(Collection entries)
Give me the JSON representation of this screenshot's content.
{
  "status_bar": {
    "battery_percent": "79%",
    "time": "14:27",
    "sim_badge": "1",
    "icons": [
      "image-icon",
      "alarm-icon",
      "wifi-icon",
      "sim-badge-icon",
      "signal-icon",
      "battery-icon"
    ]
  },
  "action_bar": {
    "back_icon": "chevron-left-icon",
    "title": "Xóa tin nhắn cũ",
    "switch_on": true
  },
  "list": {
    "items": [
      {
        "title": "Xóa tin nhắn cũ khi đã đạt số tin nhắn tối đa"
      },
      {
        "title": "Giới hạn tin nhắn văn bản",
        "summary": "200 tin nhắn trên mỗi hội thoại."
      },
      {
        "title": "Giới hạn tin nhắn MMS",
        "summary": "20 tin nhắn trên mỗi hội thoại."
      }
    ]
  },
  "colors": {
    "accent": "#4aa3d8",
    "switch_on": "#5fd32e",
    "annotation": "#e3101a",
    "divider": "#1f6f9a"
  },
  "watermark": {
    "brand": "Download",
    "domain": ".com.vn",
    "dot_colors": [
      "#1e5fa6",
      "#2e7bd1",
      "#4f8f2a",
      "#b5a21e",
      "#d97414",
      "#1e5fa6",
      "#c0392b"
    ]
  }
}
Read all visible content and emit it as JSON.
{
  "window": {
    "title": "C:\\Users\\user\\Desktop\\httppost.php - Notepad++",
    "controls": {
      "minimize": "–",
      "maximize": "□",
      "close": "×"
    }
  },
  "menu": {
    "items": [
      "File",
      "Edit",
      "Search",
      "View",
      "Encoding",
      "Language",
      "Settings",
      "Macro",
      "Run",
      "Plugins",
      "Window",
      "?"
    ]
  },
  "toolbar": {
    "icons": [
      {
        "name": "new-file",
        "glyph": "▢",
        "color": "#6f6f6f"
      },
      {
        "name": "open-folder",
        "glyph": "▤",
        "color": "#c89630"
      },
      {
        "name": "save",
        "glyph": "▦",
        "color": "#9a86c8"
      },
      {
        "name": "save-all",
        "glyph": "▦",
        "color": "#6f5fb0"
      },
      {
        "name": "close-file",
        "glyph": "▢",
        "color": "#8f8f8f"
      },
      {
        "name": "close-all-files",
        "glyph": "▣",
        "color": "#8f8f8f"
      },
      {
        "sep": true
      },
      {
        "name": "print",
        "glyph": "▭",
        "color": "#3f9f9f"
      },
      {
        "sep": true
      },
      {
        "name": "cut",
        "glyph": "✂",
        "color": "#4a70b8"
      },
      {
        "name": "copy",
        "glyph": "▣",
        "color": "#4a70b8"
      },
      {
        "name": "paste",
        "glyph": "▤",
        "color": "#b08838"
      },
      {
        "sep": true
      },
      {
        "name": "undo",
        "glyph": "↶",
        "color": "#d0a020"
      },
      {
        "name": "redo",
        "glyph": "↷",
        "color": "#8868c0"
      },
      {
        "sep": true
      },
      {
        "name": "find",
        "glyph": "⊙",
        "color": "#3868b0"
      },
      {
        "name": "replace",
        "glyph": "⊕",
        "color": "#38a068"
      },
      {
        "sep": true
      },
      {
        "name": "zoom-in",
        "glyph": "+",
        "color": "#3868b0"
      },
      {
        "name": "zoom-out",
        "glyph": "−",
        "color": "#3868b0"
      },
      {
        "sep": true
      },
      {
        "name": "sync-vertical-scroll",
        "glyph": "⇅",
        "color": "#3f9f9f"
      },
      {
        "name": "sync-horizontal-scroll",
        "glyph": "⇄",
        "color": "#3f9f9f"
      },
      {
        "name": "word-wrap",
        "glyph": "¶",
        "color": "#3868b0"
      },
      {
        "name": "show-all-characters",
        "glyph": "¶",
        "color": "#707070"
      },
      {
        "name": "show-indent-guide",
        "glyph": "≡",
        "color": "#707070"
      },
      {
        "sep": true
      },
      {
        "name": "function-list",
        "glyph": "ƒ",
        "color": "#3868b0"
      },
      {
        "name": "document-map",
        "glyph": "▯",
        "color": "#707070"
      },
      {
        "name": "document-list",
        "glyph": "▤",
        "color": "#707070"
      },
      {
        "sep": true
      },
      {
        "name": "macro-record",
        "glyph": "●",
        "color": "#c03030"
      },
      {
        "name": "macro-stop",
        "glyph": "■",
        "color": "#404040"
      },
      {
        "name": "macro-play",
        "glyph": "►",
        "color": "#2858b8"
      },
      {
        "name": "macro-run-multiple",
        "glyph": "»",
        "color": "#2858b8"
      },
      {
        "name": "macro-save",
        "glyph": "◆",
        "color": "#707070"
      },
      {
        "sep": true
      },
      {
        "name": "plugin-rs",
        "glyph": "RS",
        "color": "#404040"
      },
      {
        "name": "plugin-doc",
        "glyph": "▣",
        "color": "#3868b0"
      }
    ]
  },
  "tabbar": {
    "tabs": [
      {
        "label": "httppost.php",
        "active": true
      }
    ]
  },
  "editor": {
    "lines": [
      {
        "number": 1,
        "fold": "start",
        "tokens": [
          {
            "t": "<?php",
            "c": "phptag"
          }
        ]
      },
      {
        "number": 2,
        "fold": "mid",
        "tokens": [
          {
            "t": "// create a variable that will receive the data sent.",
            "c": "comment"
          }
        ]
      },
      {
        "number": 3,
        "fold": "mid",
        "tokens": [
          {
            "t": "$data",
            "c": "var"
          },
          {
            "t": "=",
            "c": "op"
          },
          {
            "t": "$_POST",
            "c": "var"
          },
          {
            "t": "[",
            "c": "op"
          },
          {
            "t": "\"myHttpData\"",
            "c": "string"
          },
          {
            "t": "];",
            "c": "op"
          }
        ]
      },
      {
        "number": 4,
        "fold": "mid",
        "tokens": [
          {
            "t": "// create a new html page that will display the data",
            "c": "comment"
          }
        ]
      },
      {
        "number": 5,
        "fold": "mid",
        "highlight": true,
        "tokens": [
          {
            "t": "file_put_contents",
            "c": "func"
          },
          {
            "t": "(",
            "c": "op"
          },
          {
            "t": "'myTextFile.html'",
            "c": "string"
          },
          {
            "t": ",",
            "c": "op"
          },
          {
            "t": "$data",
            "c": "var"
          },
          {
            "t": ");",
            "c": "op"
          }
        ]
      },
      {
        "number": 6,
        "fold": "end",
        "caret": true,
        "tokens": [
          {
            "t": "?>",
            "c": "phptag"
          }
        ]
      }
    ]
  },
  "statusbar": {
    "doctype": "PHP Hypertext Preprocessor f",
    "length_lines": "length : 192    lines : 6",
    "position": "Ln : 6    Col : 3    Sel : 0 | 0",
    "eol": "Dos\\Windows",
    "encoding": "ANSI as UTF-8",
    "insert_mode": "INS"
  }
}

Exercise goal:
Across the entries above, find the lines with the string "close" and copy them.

Result:
      "close": "×"
        "name": "close-file",
        "name": "close-all-files",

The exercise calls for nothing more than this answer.